HD - hip dysplasia:
HD is a developmental abnormality of the hip joint. The two joint-forming bones, the joint socket and the femoral head do not fit together correctly. The malformation usually occurs on both sides and can vary in severity. A distinction is made between the following grades: A1 - A2 (free), B1 - B2 (transitional form), C1 - C2 (light HD), D1 - D2 (medium HD), E1 - E2 (severe HD).
HD is undoubtedly hereditary, to what extent this is the case, there are different views on this, it is assumed about 70%. What is certain is that an external influence is not so strong that a genetically healthy dog has medium or even severe HD and vice versa. It is also certain that a combination of several genetic factors is responsible for the development of HD. External factors that determine the extent of the malformation of the hip joints are the feeding and nutritional status as well as excessive (improper) stress on the puppy and young dog.
ED - Elbow Dysplasia:
Swedish databases have made it clear that ED is much more widespread in the Aussie than previously thought. The ED rate is therefore almost as high as the HD rate, with almost all lines being affected. Breeding dogs should therefore definitely be ED-X-rayed!
As with HD, ED is a developmental anomaly of the elbow joint, whereby a distinction is not made between degrees A - E, as with HD, but with 0 = free, GF = borderline case, I = grade 1 (easy), II = Grade 2 (medium), and III = Grade 3 (difficult) is subdivided.
With ED, dogs from ED grade II are excluded from breeding.
FCP - Fragmented Coronoid Process (FCP) / OCD - Osteochondrosis Dissecans:
Both FCP and OCD are common in dogs four to five months of age during the main growth phase (rarely later). Studies in Sweden, Norway and England have shown that there is a genetic predisposition to both diseases.

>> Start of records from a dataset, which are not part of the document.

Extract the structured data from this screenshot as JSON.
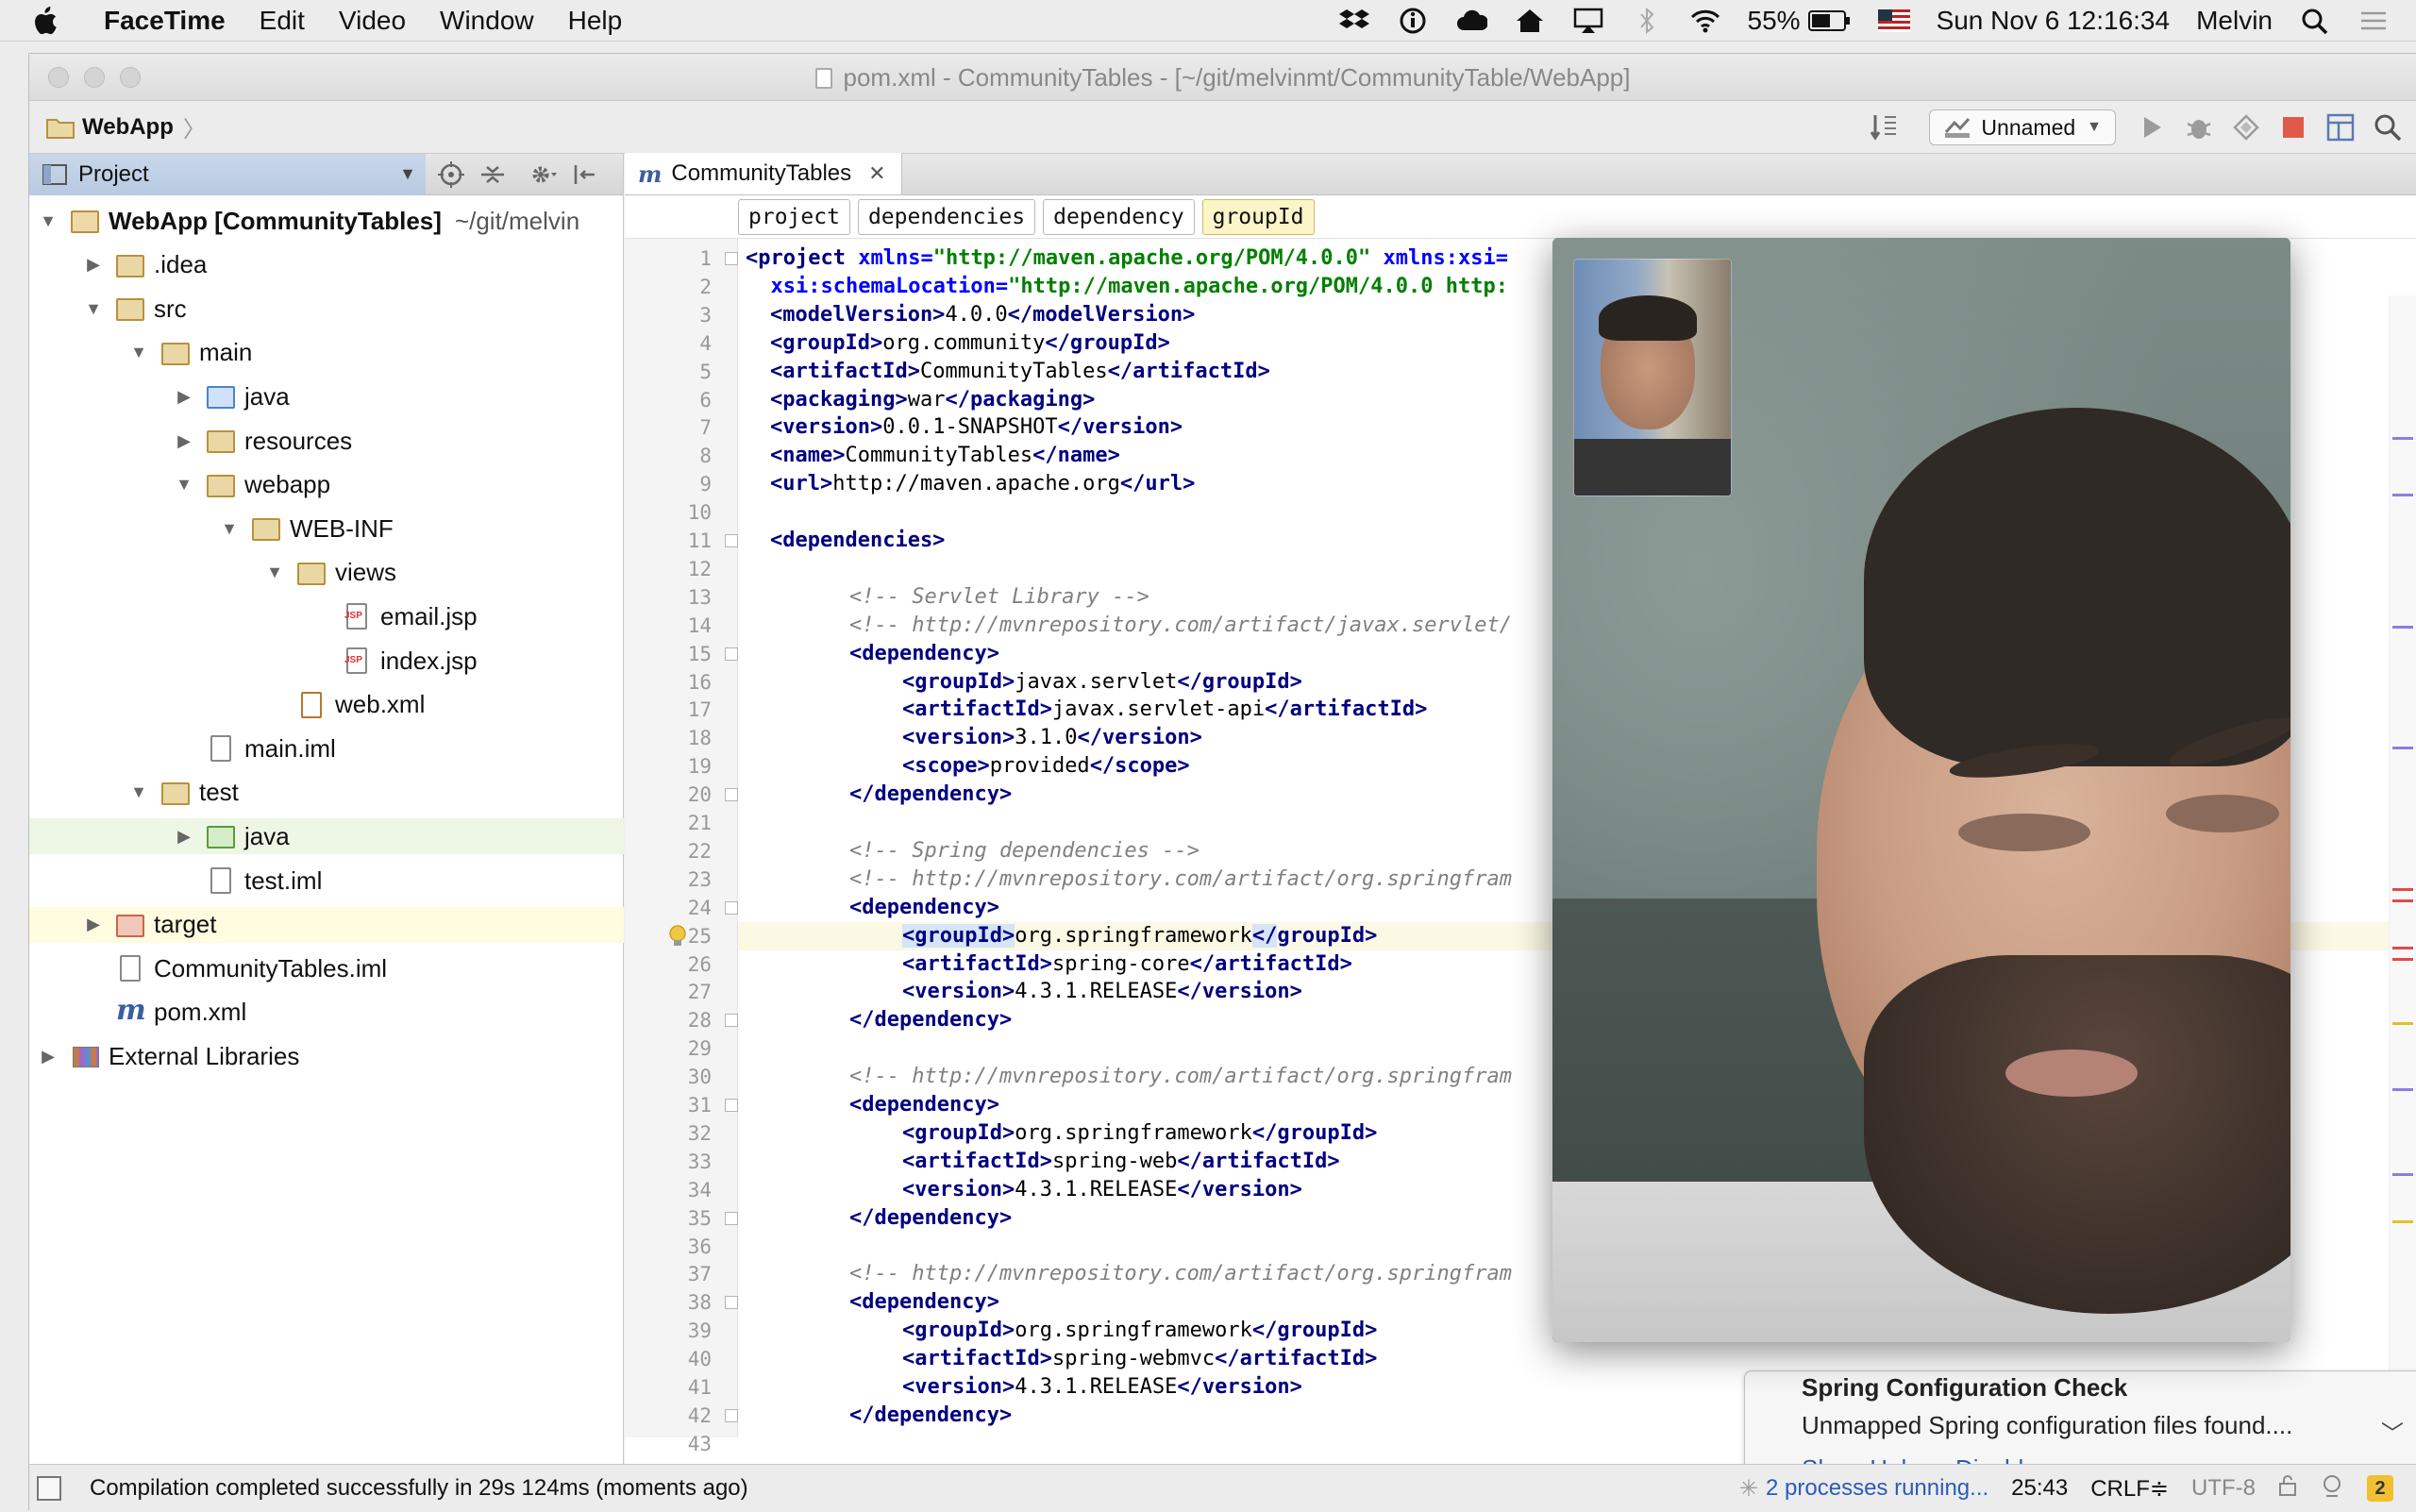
{
  "menubar": {
    "app": "FaceTime",
    "items": [
      "Edit",
      "Video",
      "Window",
      "Help"
    ],
    "battery": "55%",
    "datetime": "Sun Nov 6  12:16:34",
    "user": "Melvin"
  },
  "window": {
    "title": "pom.xml - CommunityTables - [~/git/melvinmt/CommunityTable/WebApp]",
    "nav_crumb": "WebApp",
    "run_config": "Unnamed"
  },
  "project": {
    "header": "Project",
    "tree": [
      {
        "label": "WebApp [CommunityTables]",
        "suffix": "~/git/melvin",
        "arrow": "▼",
        "icon": "multi",
        "indent": 0,
        "bold": true
      },
      {
        "label": ".idea",
        "arrow": "▶",
        "icon": "folder",
        "indent": 1
      },
      {
        "label": "src",
        "arrow": "▼",
        "icon": "folder",
        "indent": 1
      },
      {
        "label": "main",
        "arrow": "▼",
        "icon": "folder",
        "indent": 2
      },
      {
        "label": "java",
        "arrow": "▶",
        "icon": "blue",
        "indent": 3
      },
      {
        "label": "resources",
        "arrow": "▶",
        "icon": "folder",
        "indent": 3
      },
      {
        "label": "webapp",
        "arrow": "▼",
        "icon": "folder",
        "indent": 3
      },
      {
        "label": "WEB-INF",
        "arrow": "▼",
        "icon": "folder",
        "indent": 4
      },
      {
        "label": "views",
        "arrow": "▼",
        "icon": "folder",
        "indent": 5
      },
      {
        "label": "email.jsp",
        "arrow": "",
        "icon": "jsp",
        "indent": 6
      },
      {
        "label": "index.jsp",
        "arrow": "",
        "icon": "jsp",
        "indent": 6
      },
      {
        "label": "web.xml",
        "arrow": "",
        "icon": "xml",
        "indent": 5
      },
      {
        "label": "main.iml",
        "arrow": "",
        "icon": "file",
        "indent": 3
      },
      {
        "label": "test",
        "arrow": "▼",
        "icon": "folder",
        "indent": 2
      },
      {
        "label": "java",
        "arrow": "▶",
        "icon": "green",
        "indent": 3,
        "highlight": "green"
      },
      {
        "label": "test.iml",
        "arrow": "",
        "icon": "file",
        "indent": 3
      },
      {
        "label": "target",
        "arrow": "▶",
        "icon": "red",
        "indent": 1,
        "highlight": "yellow"
      },
      {
        "label": "CommunityTables.iml",
        "arrow": "",
        "icon": "file",
        "indent": 1
      },
      {
        "label": "pom.xml",
        "arrow": "",
        "icon": "m",
        "indent": 1
      },
      {
        "label": "External Libraries",
        "arrow": "▶",
        "icon": "lib",
        "indent": 0
      }
    ]
  },
  "editor": {
    "tab": "CommunityTables",
    "breadcrumbs": [
      "project",
      "dependencies",
      "dependency",
      "groupId"
    ],
    "current_line": 25,
    "lines": [
      {
        "n": 1,
        "i": 0,
        "h": "<t>&lt;project</t> <a>xmlns=</a><s>\"http://maven.apache.org/POM/4.0.0\"</s> <a>xmlns:xsi=</a>"
      },
      {
        "n": 2,
        "i": 0,
        "h": "  <a>xsi:schemaLocation=</a><s>\"http://maven.apache.org/POM/4.0.0 http:</s>"
      },
      {
        "n": 3,
        "i": 1,
        "h": "<t>&lt;modelVersion&gt;</t>4.0.0<t>&lt;/modelVersion&gt;</t>"
      },
      {
        "n": 4,
        "i": 1,
        "h": "<t>&lt;groupId&gt;</t>org.community<t>&lt;/groupId&gt;</t>"
      },
      {
        "n": 5,
        "i": 1,
        "h": "<t>&lt;artifactId&gt;</t>CommunityTables<t>&lt;/artifactId&gt;</t>"
      },
      {
        "n": 6,
        "i": 1,
        "h": "<t>&lt;packaging&gt;</t>war<t>&lt;/packaging&gt;</t>"
      },
      {
        "n": 7,
        "i": 1,
        "h": "<t>&lt;version&gt;</t>0.0.1-SNAPSHOT<t>&lt;/version&gt;</t>"
      },
      {
        "n": 8,
        "i": 1,
        "h": "<t>&lt;name&gt;</t>CommunityTables<t>&lt;/name&gt;</t>"
      },
      {
        "n": 9,
        "i": 1,
        "h": "<t>&lt;url&gt;</t>http://maven.apache.org<t>&lt;/url&gt;</t>"
      },
      {
        "n": 10,
        "i": 0,
        "h": ""
      },
      {
        "n": 11,
        "i": 1,
        "h": "<t>&lt;dependencies&gt;</t>"
      },
      {
        "n": 12,
        "i": 0,
        "h": ""
      },
      {
        "n": 13,
        "i": 2,
        "h": "<c>&lt;!-- Servlet Library --&gt;</c>"
      },
      {
        "n": 14,
        "i": 2,
        "h": "<c>&lt;!-- http://mvnrepository.com/artifact/javax.servlet/</c>"
      },
      {
        "n": 15,
        "i": 2,
        "h": "<t>&lt;dependency&gt;</t>"
      },
      {
        "n": 16,
        "i": 3,
        "h": "<t>&lt;groupId&gt;</t>javax.servlet<t>&lt;/groupId&gt;</t>"
      },
      {
        "n": 17,
        "i": 3,
        "h": "<t>&lt;artifactId&gt;</t>javax.servlet-api<t>&lt;/artifactId&gt;</t>"
      },
      {
        "n": 18,
        "i": 3,
        "h": "<t>&lt;version&gt;</t>3.1.0<t>&lt;/version&gt;</t>"
      },
      {
        "n": 19,
        "i": 3,
        "h": "<t>&lt;scope&gt;</t>provided<t>&lt;/scope&gt;</t>"
      },
      {
        "n": 20,
        "i": 2,
        "h": "<t>&lt;/dependency&gt;</t>"
      },
      {
        "n": 21,
        "i": 0,
        "h": ""
      },
      {
        "n": 22,
        "i": 2,
        "h": "<c>&lt;!-- Spring dependencies --&gt;</c>"
      },
      {
        "n": 23,
        "i": 2,
        "h": "<c>&lt;!-- http://mvnrepository.com/artifact/org.springfram</c>"
      },
      {
        "n": 24,
        "i": 2,
        "h": "<t>&lt;dependency&gt;</t>"
      },
      {
        "n": 25,
        "i": 3,
        "h": "<t><hl>&lt;groupId&gt;</hl></t>org.springframework<t><hl>&lt;/</hl>groupId&gt;</t>"
      },
      {
        "n": 26,
        "i": 3,
        "h": "<t>&lt;artifactId&gt;</t>spring-core<t>&lt;/artifactId&gt;</t>"
      },
      {
        "n": 27,
        "i": 3,
        "h": "<t>&lt;version&gt;</t>4.3.1.RELEASE<t>&lt;/version&gt;</t>"
      },
      {
        "n": 28,
        "i": 2,
        "h": "<t>&lt;/dependency&gt;</t>"
      },
      {
        "n": 29,
        "i": 0,
        "h": ""
      },
      {
        "n": 30,
        "i": 2,
        "h": "<c>&lt;!-- http://mvnrepository.com/artifact/org.springfram</c>"
      },
      {
        "n": 31,
        "i": 2,
        "h": "<t>&lt;dependency&gt;</t>"
      },
      {
        "n": 32,
        "i": 3,
        "h": "<t>&lt;groupId&gt;</t>org.springframework<t>&lt;/groupId&gt;</t>"
      },
      {
        "n": 33,
        "i": 3,
        "h": "<t>&lt;artifactId&gt;</t>spring-web<t>&lt;/artifactId&gt;</t>"
      },
      {
        "n": 34,
        "i": 3,
        "h": "<t>&lt;version&gt;</t>4.3.1.RELEASE<t>&lt;/version&gt;</t>"
      },
      {
        "n": 35,
        "i": 2,
        "h": "<t>&lt;/dependency&gt;</t>"
      },
      {
        "n": 36,
        "i": 0,
        "h": ""
      },
      {
        "n": 37,
        "i": 2,
        "h": "<c>&lt;!-- http://mvnrepository.com/artifact/org.springfram</c>"
      },
      {
        "n": 38,
        "i": 2,
        "h": "<t>&lt;dependency&gt;</t>"
      },
      {
        "n": 39,
        "i": 3,
        "h": "<t>&lt;groupId&gt;</t>org.springframework<t>&lt;/groupId&gt;</t>"
      },
      {
        "n": 40,
        "i": 3,
        "h": "<t>&lt;artifactId&gt;</t>spring-webmvc<t>&lt;/artifactId&gt;</t>"
      },
      {
        "n": 41,
        "i": 3,
        "h": "<t>&lt;version&gt;</t>4.3.1.RELEASE<t>&lt;/version&gt;</t>"
      },
      {
        "n": 42,
        "i": 2,
        "h": "<t>&lt;/dependency&gt;</t>"
      },
      {
        "n": 43,
        "i": 0,
        "h": ""
      }
    ]
  },
  "notification": {
    "title": "Spring Configuration Check",
    "body": "Unmapped Spring configuration files found....",
    "actions": [
      "Show Help",
      "Disable..."
    ]
  },
  "statusbar": {
    "message": "Compilation completed successfully in 29s 124ms (moments ago)",
    "processes": "2 processes running...",
    "position": "25:43",
    "line_sep": "CRLF≑",
    "encoding": "UTF-8",
    "badge": "2"
  },
  "colors": {
    "accent_link": "#2a5cb8",
    "xml_tag": "#000080",
    "xml_attr": "#0000ff",
    "xml_string": "#008000",
    "comment": "#808080"
  }
}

By mating dogs without FCP and / or OCD or without osteoarthritis, the frequency of the disease could be significantly reduced (similar to HD). The affected animals are also often overweight. Male animals, which tend to grow faster, are more often affected than females. Most of the time, these are animals that are particularly keen to move about, are stressed early on (long walks, playing with older dogs) and, in addition to the already rich puppy food, are given mineral additives, which in turn accelerates the growth rate.

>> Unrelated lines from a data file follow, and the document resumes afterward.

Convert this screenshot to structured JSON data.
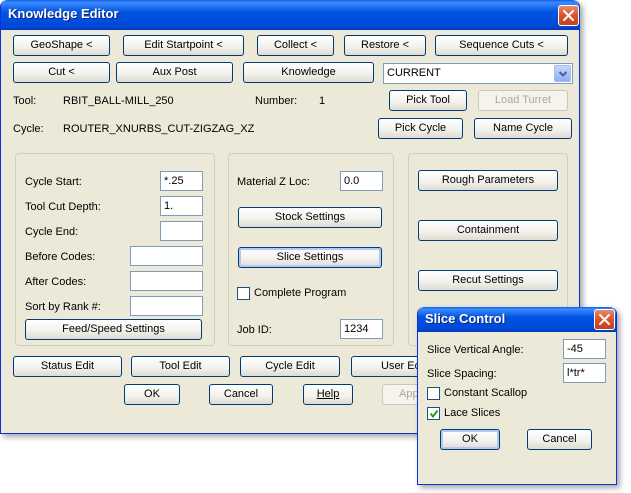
{
  "main_window": {
    "title": "Knowledge Editor",
    "row1": [
      "GeoShape <",
      "Edit Startpoint <",
      "Collect <",
      "Restore <",
      "Sequence Cuts <"
    ],
    "row2": [
      "Cut <",
      "Aux Post",
      "Knowledge"
    ],
    "combo_value": "CURRENT",
    "tool_label": "Tool:",
    "tool_value": "RBIT_BALL-MILL_250",
    "number_label": "Number:",
    "number_value": "1",
    "pick_tool": "Pick Tool",
    "load_turret": "Load Turret",
    "cycle_label": "Cycle:",
    "cycle_value": "ROUTER_XNURBS_CUT-ZIGZAG_XZ",
    "pick_cycle": "Pick Cycle",
    "name_cycle": "Name Cycle",
    "left_group": {
      "cycle_start_label": "Cycle Start:",
      "cycle_start_value": "*.25",
      "tool_cut_depth_label": "Tool Cut Depth:",
      "tool_cut_depth_value": "1.",
      "cycle_end_label": "Cycle End:",
      "cycle_end_value": "",
      "before_codes_label": "Before Codes:",
      "before_codes_value": "",
      "after_codes_label": "After Codes:",
      "after_codes_value": "",
      "sort_by_rank_label": "Sort by Rank #:",
      "sort_by_rank_value": "",
      "feed_speed": "Feed/Speed Settings"
    },
    "mid_group": {
      "material_z_label": "Material Z Loc:",
      "material_z_value": "0.0",
      "stock_settings": "Stock Settings",
      "slice_settings": "Slice Settings",
      "complete_program": "Complete Program",
      "job_id_label": "Job ID:",
      "job_id_value": "1234"
    },
    "right_group": {
      "rough_parameters": "Rough Parameters",
      "containment": "Containment",
      "recut_settings": "Recut Settings"
    },
    "bottom_row": [
      "Status Edit",
      "Tool Edit",
      "Cycle Edit",
      "User Ed"
    ],
    "ok": "OK",
    "cancel": "Cancel",
    "help": "Help",
    "apply": "App"
  },
  "slice_dialog": {
    "title": "Slice Control",
    "vertical_angle_label": "Slice Vertical Angle:",
    "vertical_angle_value": "-45",
    "spacing_label": "Slice Spacing:",
    "spacing_value": "l*tr*",
    "constant_scallop": "Constant Scallop",
    "constant_scallop_checked": false,
    "lace_slices": "Lace Slices",
    "lace_slices_checked": true,
    "ok": "OK",
    "cancel": "Cancel"
  },
  "colors": {
    "title_bar": "#0054e3",
    "close_button": "#d8542b",
    "dialog_face": "#ece9d8",
    "button_border": "#003c74",
    "check_mark": "#21a121"
  },
  "icons": [
    "close-icon",
    "dropdown-arrow-icon",
    "checkmark-icon"
  ]
}
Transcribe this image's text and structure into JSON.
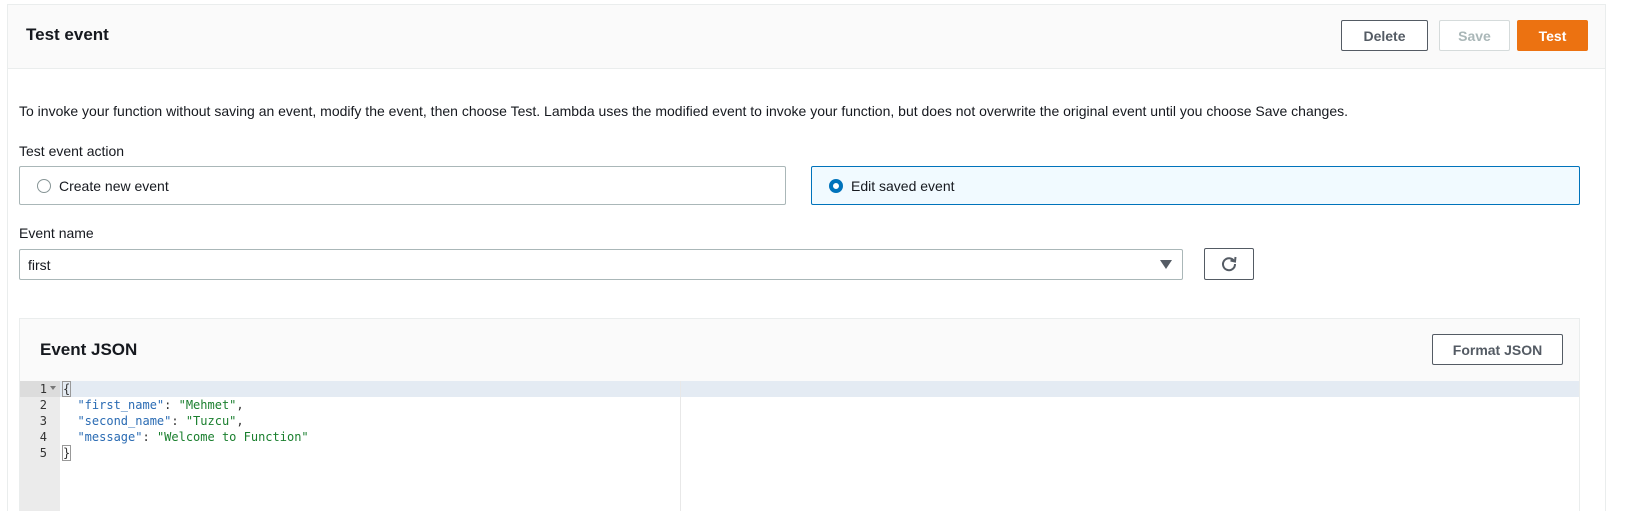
{
  "header": {
    "title": "Test event",
    "delete_label": "Delete",
    "save_label": "Save",
    "test_label": "Test"
  },
  "description": "To invoke your function without saving an event, modify the event, then choose Test. Lambda uses the modified event to invoke your function, but does not overwrite the original event until you choose Save changes.",
  "test_event_action": {
    "label": "Test event action",
    "options": [
      {
        "label": "Create new event",
        "selected": false
      },
      {
        "label": "Edit saved event",
        "selected": true
      }
    ]
  },
  "event_name": {
    "label": "Event name",
    "value": "first"
  },
  "event_json": {
    "title": "Event JSON",
    "format_label": "Format JSON",
    "line_numbers": [
      "1",
      "2",
      "3",
      "4",
      "5"
    ],
    "lines": [
      {
        "open": "{"
      },
      {
        "key": "\"first_name\"",
        "value": "\"Mehmet\"",
        "suffix": ","
      },
      {
        "key": "\"second_name\"",
        "value": "\"Tuzcu\"",
        "suffix": ","
      },
      {
        "key": "\"message\"",
        "value": "\"Welcome to Function\"",
        "suffix": ""
      },
      {
        "close": "}"
      }
    ]
  },
  "colors": {
    "accent": "#ec7211",
    "selected_border": "#0073bb",
    "selected_bg": "#f1faff"
  },
  "icons": {
    "refresh": "refresh-icon",
    "caret": "caret-down-icon",
    "fold": "fold-arrow-icon"
  }
}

FCP and OCD usually occur on both forelimbs, making it difficult to even tell the lameness. Uncomplicated OCD defects detected early on can heal through strict rest and change of food. Otherwise there is the possibility of surgical therapy, which should also be carried out as early as possible.
This is a dysfunction that corresponds to the dislocation of the kneecap. Causes: ligaments, tendons or muscles on the hind legs are too weak; The upper and lower leg bones are not straight; The groove in the knee joint is too narrow or too shallow. The severity of the patella dislocation is divided into 4 different degrees:
1 (kneecap can only be pushed out with manual help), 2 (kneecap can be dislocated + occasional jumping out when moving, can be pushed back again manually, but also moves back into position itself through movement), 3 (dislocation often, can be manually re-directed, but does not stay on Place), 4 (manual assistance not possible, kneecap is constantly dislocated).
The patella luxation is greatly promoted by the dog's obesity! A fit dog with good muscle structure and stable ligaments and tendons is not prone to patella luxation. Gender is basically irrelevant, but bitches have softer, more elastic ligaments during heat and pregnancy. This is due to the altered hormone production during this phase. So you shouldn't have the status of the patellas checked during this time.
Patella dislocation is hereditary, so affected dogs should not be used for breeding. An operation is possible.